4. How many times a week do you eat out? (based on 21 meals/week)
I eat out quite a bit, on average probably 5 – 8 times a week. Don’t judge me! I love connecting with people over food, especially when I don’t have to cook it myself.
5. Do you believe in leftovers?
I am SUCH a strong believer in leftovers! I am selectively lazy when it comes to cooking, so if I can make something once and enjoy it throughout the week that is always a win for me. I also believe in portion control and eat out quite a bit, so I almost always take food home with me from restaurants.
6. What food(s) are important when recalling food memories?
Food is powerful, and can be linked to so many positive and negative memories. A few food memories I can think back to are baking cinnamon rolls with my grandmother, eating my favorite ice cream during summer vacations, and just how delicious a Sweet Green salad tasted after traveling for two weeks straight.
7. How have your cooking/shopping habits changed over the last 10 years?
My cooking and shopping habits have drastically changed over the last 10 years. Ten years ago, I was about five years into a battle with an eating disorder that thankfully ended a few years later. Food was the enemy, and I was only concerned with buying low calorie and low fat foods and foods that I determined as “safe” to eat. Now, I realize so many of those foods had tons of added chemicals and other unnatural products, and they weren’t satisfying or nutritious! It pains to me think that for so many years, I saw food as something to be feared, not something to enjoy and give me energy. Now, I take great pleasure in eating and figuring out what to cook or buy. I really believe that until you can enjoy food, you can’t fully enjoy life. I am grateful that I now deeply enjoy both!

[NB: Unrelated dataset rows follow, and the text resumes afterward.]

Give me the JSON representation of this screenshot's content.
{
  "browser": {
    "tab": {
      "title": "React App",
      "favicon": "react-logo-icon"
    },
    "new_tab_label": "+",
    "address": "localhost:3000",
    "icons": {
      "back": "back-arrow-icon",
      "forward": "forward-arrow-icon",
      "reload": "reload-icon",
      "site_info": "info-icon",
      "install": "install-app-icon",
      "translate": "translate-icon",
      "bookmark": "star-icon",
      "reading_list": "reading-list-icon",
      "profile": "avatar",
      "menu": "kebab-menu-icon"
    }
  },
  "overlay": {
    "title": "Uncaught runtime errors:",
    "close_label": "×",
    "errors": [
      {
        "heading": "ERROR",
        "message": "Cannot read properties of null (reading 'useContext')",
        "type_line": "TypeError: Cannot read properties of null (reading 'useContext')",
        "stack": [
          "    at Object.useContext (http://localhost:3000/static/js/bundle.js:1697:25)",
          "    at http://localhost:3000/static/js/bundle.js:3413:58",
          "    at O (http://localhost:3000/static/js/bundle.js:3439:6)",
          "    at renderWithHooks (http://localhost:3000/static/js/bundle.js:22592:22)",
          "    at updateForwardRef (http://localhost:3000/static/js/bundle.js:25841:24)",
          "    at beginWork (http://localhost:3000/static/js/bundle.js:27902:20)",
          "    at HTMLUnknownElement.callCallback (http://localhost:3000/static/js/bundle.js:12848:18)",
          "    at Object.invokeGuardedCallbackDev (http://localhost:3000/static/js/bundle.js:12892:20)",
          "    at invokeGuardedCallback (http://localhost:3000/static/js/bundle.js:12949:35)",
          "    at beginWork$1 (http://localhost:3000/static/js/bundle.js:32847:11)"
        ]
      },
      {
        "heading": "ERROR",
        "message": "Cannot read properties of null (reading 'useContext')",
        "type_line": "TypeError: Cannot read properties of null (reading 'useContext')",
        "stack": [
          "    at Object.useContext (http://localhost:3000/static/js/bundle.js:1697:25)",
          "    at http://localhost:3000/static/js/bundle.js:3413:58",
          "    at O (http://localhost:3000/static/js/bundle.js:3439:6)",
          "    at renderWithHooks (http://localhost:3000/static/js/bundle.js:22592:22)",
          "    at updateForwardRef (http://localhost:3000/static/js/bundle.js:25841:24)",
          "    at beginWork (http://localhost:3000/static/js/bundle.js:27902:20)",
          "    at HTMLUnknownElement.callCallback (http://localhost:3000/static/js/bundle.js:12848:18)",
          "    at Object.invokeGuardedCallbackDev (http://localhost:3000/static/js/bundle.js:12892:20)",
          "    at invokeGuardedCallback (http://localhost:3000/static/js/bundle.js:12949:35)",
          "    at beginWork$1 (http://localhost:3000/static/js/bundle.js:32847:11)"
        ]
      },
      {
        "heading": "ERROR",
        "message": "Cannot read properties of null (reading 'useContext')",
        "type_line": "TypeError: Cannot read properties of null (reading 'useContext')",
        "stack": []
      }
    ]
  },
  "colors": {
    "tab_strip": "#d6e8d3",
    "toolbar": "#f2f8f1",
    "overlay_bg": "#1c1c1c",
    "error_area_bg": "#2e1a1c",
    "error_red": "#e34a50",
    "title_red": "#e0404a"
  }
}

8. What are you working on these days that you’d like to tell us about?
I am blessed to be working for a small DC-based nonprofit called Rock Recovery that provides affordable outpatient treatment for adults struggling with disordered eating in the DC area, and community empowerment education programs nationwide. Millions of men and women (and children) struggle with food and body image issues, and it puts an unnecessary strain on our relationships and on our overall health.
I am so passionate about the work that Rock Recovery does, and love that we get to help bring people back to health and wholeness. We recently started speaking to elementary school children, and it is startling to see that at such a young age children are already developing an unhealthy relationship with food and their bodies. I am grateful that Rock Recovery is helping to shift the way communities and individuals look at their bodies and relationships with food, and am excited to see what the next year holds for us as an organization.
Thanks so much, Christie!
If you would like to be featured on Inside the Fridge, please contact Aimme at email@example.com.